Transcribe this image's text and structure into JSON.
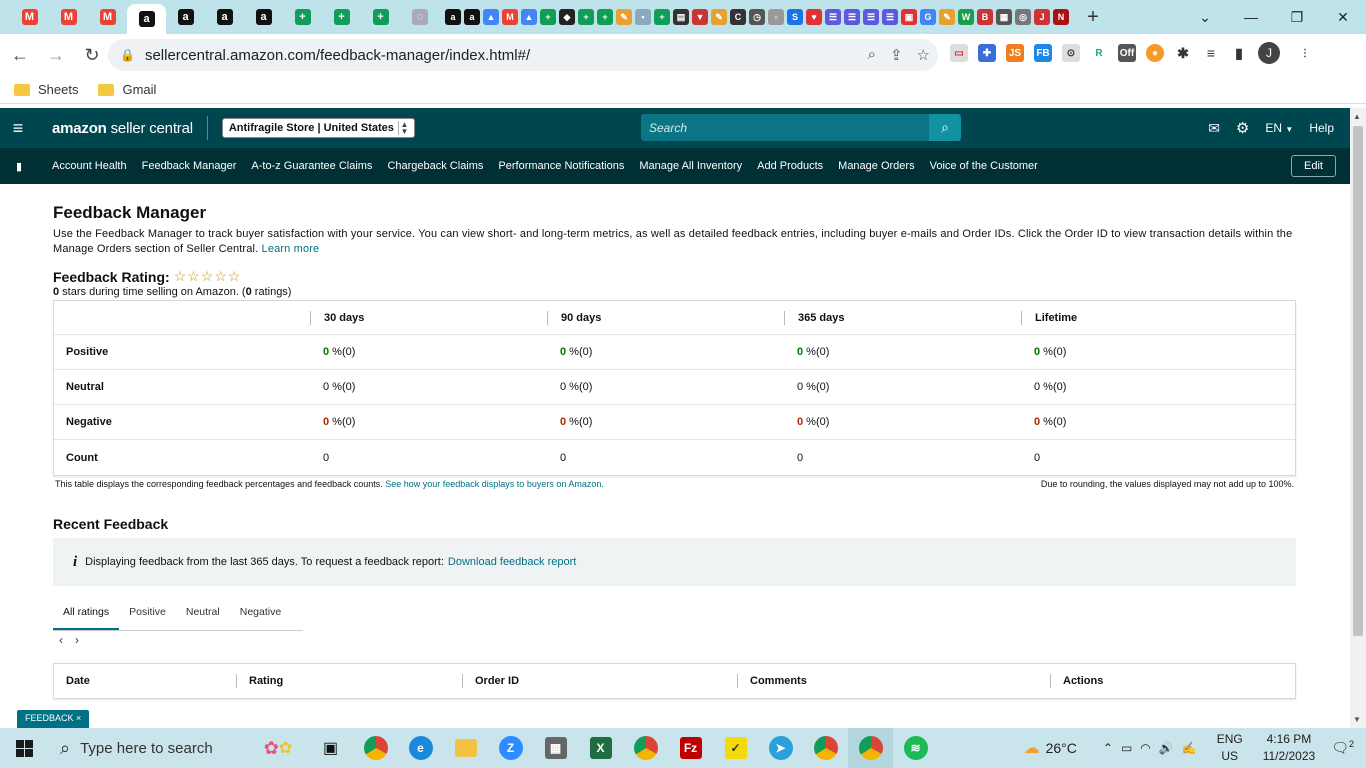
{
  "browser": {
    "url": "sellercentral.amazon.com/feedback-manager/index.html#/",
    "bookmarks": [
      "Sheets",
      "Gmail"
    ],
    "profile_initial": "J"
  },
  "header": {
    "logo_brand": "amazon",
    "logo_product": " seller central",
    "store_selector": "Antifragile Store | United States",
    "search_placeholder": "Search",
    "language": "EN",
    "help": "Help"
  },
  "nav": {
    "items": [
      "Account Health",
      "Feedback Manager",
      "A-to-z Guarantee Claims",
      "Chargeback Claims",
      "Performance Notifications",
      "Manage All Inventory",
      "Add Products",
      "Manage Orders",
      "Voice of the Customer"
    ],
    "edit": "Edit"
  },
  "page": {
    "title": "Feedback Manager",
    "description": "Use the Feedback Manager to track buyer satisfaction with your service. You can view short- and long-term metrics, as well as detailed feedback entries, including buyer e-mails and Order IDs. Click the Order ID to view transaction details within the Manage Orders section of Seller Central.",
    "learn_more": "Learn more",
    "rating_label": "Feedback Rating:",
    "rating_stars": "☆☆☆☆☆",
    "rating_sub_count": "0",
    "rating_sub_mid": " stars during time selling on Amazon. (",
    "rating_sub_ratings": "0",
    "rating_sub_end": " ratings)"
  },
  "metrics": {
    "columns": [
      "30 days",
      "90 days",
      "365 days",
      "Lifetime"
    ],
    "rows": [
      {
        "label": "Positive",
        "cells": [
          [
            "0",
            " %(0)"
          ],
          [
            "0",
            " %(0)"
          ],
          [
            "0",
            " %(0)"
          ],
          [
            "0",
            " %(0)"
          ]
        ]
      },
      {
        "label": "Neutral",
        "cells": [
          [
            "0",
            " %(0)"
          ],
          [
            "0",
            " %(0)"
          ],
          [
            "0",
            " %(0)"
          ],
          [
            "0",
            " %(0)"
          ]
        ]
      },
      {
        "label": "Negative",
        "cells": [
          [
            "0",
            " %(0)"
          ],
          [
            "0",
            " %(0)"
          ],
          [
            "0",
            " %(0)"
          ],
          [
            "0",
            " %(0)"
          ]
        ]
      },
      {
        "label": "Count",
        "cells": [
          [
            "0",
            ""
          ],
          [
            "0",
            ""
          ],
          [
            "0",
            ""
          ],
          [
            "0",
            ""
          ]
        ]
      }
    ],
    "note_left": "This table displays the corresponding feedback percentages and feedback counts.",
    "note_link": "See how your feedback displays to buyers on Amazon.",
    "note_right": "Due to rounding, the values displayed may not add up to 100%."
  },
  "recent": {
    "title": "Recent Feedback",
    "info_text": "Displaying feedback from the last 365 days. To request a feedback report:",
    "info_link": "Download feedback report",
    "tabs": [
      "All ratings",
      "Positive",
      "Neutral",
      "Negative"
    ],
    "table_columns": [
      "Date",
      "Rating",
      "Order ID",
      "Comments",
      "Actions"
    ]
  },
  "feedback_tab": "FEEDBACK ×",
  "taskbar": {
    "search_placeholder": "Type here to search",
    "weather": "26°C",
    "lang_1": "ENG",
    "lang_2": "US",
    "time": "4:16 PM",
    "date": "11/2/2023",
    "notifications": "2"
  },
  "colors": {
    "header_bg": "#00464f",
    "nav_bg": "#002f36",
    "link": "#007185",
    "positive": "#007600",
    "negative": "#b12704"
  }
}
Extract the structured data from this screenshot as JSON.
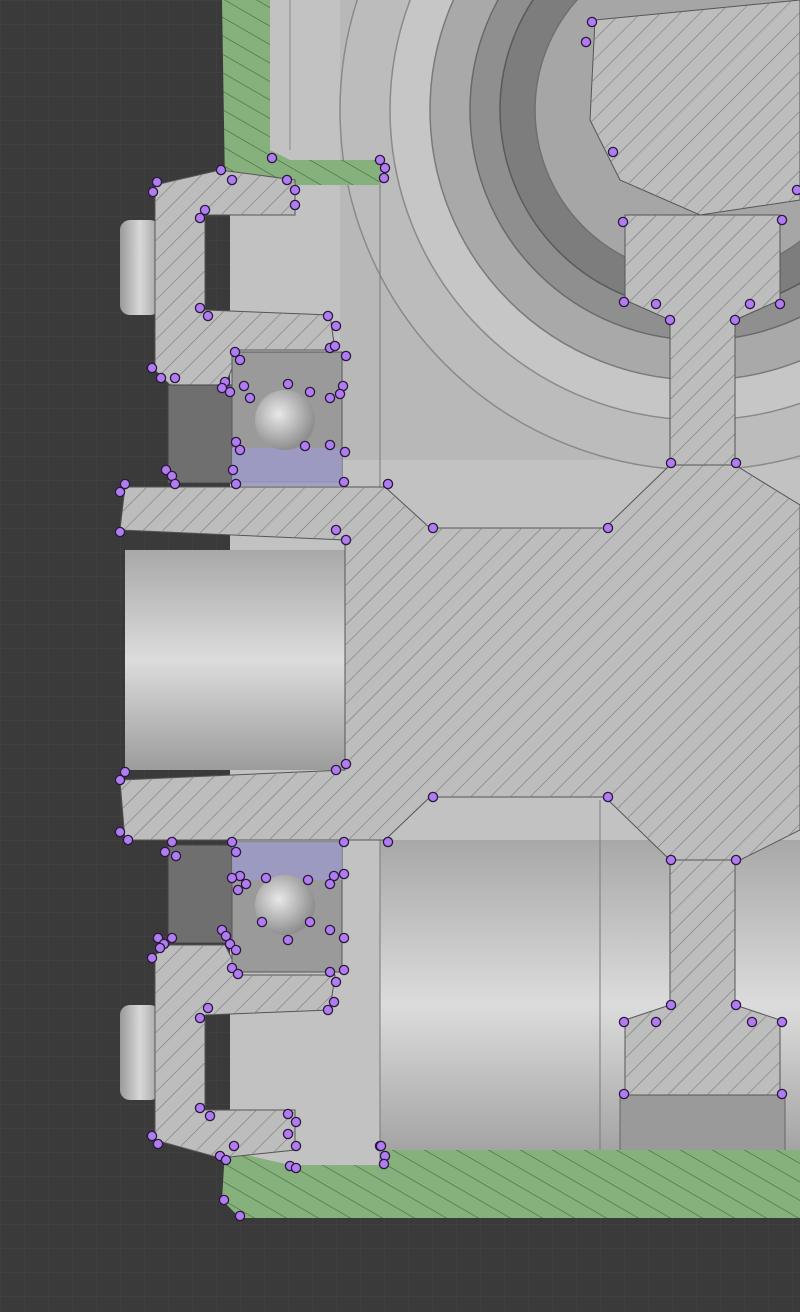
{
  "app": {
    "view": "cad-section-viewport"
  },
  "colors": {
    "background": "#3a3a3a",
    "grid": "#4c4c4c",
    "part_fill": "#bdbdbd",
    "hatch": "#6e6e6e",
    "green_section": "#86b07c",
    "bearing_blue": "#9d9ac8",
    "marker": "#b07cf0"
  },
  "icons": {
    "vertex_marker": "vertex-dot-icon"
  },
  "markers": {
    "count_visible": "many",
    "style": "circle"
  }
}
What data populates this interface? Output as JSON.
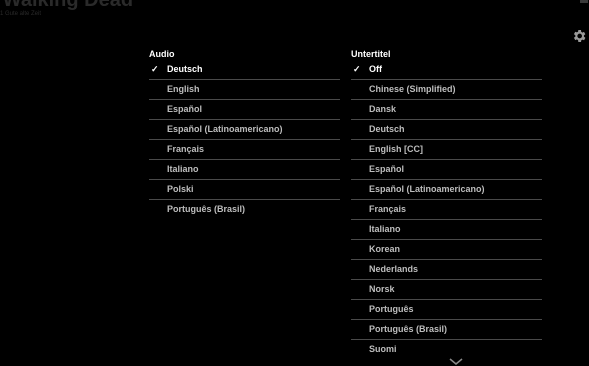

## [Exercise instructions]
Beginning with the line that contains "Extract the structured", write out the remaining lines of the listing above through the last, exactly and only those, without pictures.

## [Exercise answer]
Extract the structured data from this screenshot as JSON.
{
  "app": {
    "view": "cad-section-viewport"
  },
  "colors": {
    "background": "#3a3a3a",
    "grid": "#4c4c4c",
    "part_fill": "#bdbdbd",
    "hatch": "#6e6e6e",
    "green_section": "#86b07c",
    "bearing_blue": "#9d9ac8",
    "marker": "#b07cf0"
  },
  "icons": {
    "vertex_marker": "vertex-dot-icon"
  },
  "markers": {
    "count_visible": "many",
    "style": "circle"
  }
}
What data populates this interface? Output as JSON.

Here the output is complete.